198 KIPLING'S SUSSEX
I hid from Him and under running laughter
Up vistaed hopes, I sped ;
And shot, precipitated Adown Titanic glooms of chasmed fears, From those strong Feet that followed, followed after."

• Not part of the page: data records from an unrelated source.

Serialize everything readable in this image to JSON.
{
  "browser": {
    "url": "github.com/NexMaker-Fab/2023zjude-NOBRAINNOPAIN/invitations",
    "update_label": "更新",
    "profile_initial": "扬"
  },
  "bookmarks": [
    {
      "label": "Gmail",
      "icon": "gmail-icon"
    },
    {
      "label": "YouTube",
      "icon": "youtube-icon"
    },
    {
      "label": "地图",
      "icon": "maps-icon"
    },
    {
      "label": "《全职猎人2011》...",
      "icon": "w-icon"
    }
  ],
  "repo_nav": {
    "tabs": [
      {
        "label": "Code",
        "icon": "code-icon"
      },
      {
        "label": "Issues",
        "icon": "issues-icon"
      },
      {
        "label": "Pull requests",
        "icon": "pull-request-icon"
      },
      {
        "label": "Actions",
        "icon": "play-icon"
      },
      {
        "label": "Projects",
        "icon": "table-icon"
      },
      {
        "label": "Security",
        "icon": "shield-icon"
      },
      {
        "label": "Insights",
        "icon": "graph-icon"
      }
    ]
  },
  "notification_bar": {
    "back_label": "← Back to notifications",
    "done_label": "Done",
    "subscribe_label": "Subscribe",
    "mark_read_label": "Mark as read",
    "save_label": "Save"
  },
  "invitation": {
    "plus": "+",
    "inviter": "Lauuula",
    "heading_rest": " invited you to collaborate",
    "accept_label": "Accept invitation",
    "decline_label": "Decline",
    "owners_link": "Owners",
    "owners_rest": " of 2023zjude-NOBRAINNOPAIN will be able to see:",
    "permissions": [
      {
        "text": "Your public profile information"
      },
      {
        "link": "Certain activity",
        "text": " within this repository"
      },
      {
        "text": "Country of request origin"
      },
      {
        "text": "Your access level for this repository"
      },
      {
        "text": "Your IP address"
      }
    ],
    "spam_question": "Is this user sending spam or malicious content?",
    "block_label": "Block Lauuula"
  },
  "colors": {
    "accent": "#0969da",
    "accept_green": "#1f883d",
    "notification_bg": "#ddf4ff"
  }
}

There we see in one flash the sorrow of manó the dreamer, drifting willy-nilly in search of that peace which is not of this world. In 1897 Thomp≠son became a regular contributor to the Academy, which gave him as many books of theology, history, biography and poetry as he cared to review. The staff used to exclaim aloud when they read his proofs (on his splendid handling of a subject demanding the best literary knowledge and insight). He was " gentle in looks, half-wild in externals, his face worn by pain and the fierce reactions of laudanum, his hair and straggling beard neglected, he had yet a distinction and an aloofness of bearing that marked him in the crowd; and when he opened his lips he spoke as a gentleman and a scholar." His coming brought new life into the office. His friend says: " Unem-bittered, he kept his sweetness and sanity, his dewy laughter, and his fluttering gratitude. . . . I think the secret of his strength was this: that he had cast up his accounts with God and man,